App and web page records
◇ ◇ ◇ ◇
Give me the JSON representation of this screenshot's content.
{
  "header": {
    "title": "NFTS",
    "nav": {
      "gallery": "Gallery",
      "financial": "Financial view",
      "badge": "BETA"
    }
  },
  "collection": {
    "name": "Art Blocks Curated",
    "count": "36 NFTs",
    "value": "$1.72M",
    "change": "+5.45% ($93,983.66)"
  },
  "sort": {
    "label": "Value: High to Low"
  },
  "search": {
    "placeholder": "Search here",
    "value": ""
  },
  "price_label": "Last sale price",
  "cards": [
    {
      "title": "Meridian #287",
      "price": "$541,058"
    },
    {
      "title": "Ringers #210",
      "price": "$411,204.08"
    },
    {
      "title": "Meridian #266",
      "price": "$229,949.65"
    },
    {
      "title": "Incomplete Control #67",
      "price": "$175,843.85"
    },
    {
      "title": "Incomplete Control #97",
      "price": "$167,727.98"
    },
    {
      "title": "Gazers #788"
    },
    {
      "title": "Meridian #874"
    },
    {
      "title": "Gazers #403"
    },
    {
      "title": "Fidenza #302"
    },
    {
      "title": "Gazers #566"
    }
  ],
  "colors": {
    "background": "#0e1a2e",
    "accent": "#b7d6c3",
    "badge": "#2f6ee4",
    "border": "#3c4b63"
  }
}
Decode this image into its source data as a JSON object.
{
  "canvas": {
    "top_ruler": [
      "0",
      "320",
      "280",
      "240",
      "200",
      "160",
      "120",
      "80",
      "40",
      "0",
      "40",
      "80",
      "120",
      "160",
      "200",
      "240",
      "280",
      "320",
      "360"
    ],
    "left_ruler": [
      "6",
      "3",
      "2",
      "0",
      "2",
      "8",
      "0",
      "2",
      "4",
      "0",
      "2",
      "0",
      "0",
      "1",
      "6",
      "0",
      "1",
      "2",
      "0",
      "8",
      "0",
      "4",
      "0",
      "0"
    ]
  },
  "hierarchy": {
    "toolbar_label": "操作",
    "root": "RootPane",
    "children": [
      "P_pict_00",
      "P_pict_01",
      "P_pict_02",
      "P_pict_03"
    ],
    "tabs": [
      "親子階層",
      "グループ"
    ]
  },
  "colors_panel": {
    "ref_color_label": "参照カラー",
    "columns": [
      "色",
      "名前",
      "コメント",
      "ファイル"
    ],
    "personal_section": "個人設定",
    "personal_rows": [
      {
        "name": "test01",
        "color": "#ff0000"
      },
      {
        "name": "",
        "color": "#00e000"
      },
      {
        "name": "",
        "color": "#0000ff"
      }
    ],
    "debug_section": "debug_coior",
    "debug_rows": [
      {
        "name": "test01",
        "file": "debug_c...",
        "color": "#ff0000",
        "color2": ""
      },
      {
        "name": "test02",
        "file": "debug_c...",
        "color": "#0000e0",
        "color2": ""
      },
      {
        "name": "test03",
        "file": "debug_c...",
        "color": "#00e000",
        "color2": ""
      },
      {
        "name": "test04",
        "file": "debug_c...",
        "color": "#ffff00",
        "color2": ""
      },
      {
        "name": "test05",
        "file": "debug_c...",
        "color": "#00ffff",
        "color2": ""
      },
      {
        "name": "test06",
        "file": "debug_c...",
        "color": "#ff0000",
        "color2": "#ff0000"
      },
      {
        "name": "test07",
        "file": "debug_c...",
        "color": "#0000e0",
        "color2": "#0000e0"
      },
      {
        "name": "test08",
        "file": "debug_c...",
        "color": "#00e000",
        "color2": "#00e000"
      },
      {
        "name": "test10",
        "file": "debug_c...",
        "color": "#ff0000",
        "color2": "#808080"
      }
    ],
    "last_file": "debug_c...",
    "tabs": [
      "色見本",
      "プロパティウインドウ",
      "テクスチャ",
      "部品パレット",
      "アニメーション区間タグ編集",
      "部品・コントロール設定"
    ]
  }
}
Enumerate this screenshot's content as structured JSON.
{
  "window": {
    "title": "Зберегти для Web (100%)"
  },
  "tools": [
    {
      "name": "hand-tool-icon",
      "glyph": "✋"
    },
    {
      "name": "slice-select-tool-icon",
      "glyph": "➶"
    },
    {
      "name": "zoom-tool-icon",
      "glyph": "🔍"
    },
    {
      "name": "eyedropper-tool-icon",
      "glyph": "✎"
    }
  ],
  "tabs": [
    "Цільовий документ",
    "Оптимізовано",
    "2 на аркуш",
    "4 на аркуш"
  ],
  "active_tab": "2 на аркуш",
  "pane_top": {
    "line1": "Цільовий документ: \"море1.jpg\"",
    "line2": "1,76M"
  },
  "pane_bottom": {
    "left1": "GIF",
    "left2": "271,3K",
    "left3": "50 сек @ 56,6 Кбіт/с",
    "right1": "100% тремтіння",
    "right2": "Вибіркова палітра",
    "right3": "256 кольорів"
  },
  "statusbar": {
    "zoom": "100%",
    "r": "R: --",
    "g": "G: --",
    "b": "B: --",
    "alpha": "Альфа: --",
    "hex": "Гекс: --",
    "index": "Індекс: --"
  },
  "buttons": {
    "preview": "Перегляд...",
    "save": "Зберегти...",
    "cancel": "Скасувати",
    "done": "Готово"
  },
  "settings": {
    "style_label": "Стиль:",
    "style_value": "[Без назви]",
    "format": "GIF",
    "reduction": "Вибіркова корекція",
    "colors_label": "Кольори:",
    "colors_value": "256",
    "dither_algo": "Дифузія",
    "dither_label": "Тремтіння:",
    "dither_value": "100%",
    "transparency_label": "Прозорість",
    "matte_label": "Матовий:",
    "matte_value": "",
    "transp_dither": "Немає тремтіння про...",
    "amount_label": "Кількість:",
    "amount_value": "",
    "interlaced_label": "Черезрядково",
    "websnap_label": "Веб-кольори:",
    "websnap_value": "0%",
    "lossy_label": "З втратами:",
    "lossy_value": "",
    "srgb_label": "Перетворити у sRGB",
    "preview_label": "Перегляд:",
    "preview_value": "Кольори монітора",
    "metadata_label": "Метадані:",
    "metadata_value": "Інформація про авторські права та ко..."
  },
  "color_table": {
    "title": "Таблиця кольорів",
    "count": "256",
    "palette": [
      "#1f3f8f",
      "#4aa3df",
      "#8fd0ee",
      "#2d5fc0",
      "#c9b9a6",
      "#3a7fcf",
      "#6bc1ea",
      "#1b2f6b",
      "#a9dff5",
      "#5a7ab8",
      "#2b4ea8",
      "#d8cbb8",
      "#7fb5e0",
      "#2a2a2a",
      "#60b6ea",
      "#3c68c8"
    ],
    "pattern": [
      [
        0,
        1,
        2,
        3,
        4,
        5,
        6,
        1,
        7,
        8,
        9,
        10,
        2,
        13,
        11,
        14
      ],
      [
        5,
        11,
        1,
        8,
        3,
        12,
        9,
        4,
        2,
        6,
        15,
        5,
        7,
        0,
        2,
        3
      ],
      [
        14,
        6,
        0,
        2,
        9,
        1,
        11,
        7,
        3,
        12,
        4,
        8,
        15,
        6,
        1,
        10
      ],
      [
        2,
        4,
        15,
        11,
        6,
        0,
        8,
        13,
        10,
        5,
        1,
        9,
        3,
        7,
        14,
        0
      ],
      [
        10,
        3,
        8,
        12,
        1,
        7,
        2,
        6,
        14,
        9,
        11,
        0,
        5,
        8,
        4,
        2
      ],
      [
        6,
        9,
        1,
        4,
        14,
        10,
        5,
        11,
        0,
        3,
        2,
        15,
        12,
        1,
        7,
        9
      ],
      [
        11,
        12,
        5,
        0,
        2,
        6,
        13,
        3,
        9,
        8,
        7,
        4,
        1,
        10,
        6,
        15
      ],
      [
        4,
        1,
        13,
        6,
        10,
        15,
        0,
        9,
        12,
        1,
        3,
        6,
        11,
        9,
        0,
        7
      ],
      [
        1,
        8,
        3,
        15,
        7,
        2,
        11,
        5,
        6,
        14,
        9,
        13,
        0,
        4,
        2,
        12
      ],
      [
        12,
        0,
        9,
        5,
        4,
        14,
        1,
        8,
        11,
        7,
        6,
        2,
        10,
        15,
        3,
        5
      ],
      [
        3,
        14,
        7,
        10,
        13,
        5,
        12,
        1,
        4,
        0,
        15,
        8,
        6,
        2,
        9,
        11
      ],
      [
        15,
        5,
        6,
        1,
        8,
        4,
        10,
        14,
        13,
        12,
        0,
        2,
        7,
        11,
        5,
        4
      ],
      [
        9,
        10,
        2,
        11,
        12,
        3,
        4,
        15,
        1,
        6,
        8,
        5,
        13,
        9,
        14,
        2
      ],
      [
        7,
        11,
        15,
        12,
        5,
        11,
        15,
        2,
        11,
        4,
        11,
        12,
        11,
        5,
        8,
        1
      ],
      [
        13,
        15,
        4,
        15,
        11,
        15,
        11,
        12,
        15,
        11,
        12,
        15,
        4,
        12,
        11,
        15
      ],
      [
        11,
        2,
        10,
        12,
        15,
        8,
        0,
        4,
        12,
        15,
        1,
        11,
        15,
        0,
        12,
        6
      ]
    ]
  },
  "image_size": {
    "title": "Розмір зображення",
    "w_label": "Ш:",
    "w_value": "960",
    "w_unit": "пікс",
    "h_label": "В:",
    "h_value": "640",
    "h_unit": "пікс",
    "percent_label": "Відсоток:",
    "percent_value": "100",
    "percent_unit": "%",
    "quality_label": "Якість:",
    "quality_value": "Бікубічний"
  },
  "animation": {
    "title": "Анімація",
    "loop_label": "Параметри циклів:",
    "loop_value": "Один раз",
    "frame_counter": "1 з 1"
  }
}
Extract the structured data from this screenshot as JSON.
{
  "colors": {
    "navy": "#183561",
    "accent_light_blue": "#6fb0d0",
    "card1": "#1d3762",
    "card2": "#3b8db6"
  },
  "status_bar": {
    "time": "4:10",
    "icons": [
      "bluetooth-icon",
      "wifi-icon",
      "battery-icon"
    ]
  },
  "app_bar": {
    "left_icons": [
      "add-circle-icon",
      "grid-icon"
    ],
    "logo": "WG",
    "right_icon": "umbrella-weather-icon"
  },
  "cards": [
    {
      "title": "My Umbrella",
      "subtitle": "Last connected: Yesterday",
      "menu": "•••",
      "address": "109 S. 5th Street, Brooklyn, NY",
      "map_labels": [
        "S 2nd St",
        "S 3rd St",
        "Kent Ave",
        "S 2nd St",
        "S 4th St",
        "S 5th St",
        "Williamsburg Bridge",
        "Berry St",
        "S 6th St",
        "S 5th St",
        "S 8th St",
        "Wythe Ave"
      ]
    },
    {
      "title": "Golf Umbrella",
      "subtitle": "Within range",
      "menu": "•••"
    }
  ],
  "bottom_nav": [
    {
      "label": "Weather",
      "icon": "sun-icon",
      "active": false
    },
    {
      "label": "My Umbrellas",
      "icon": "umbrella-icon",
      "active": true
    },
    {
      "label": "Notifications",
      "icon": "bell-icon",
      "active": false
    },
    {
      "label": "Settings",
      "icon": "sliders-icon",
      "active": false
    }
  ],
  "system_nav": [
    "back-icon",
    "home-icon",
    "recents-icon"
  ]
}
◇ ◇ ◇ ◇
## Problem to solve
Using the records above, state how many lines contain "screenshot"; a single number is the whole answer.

## Result for this task
3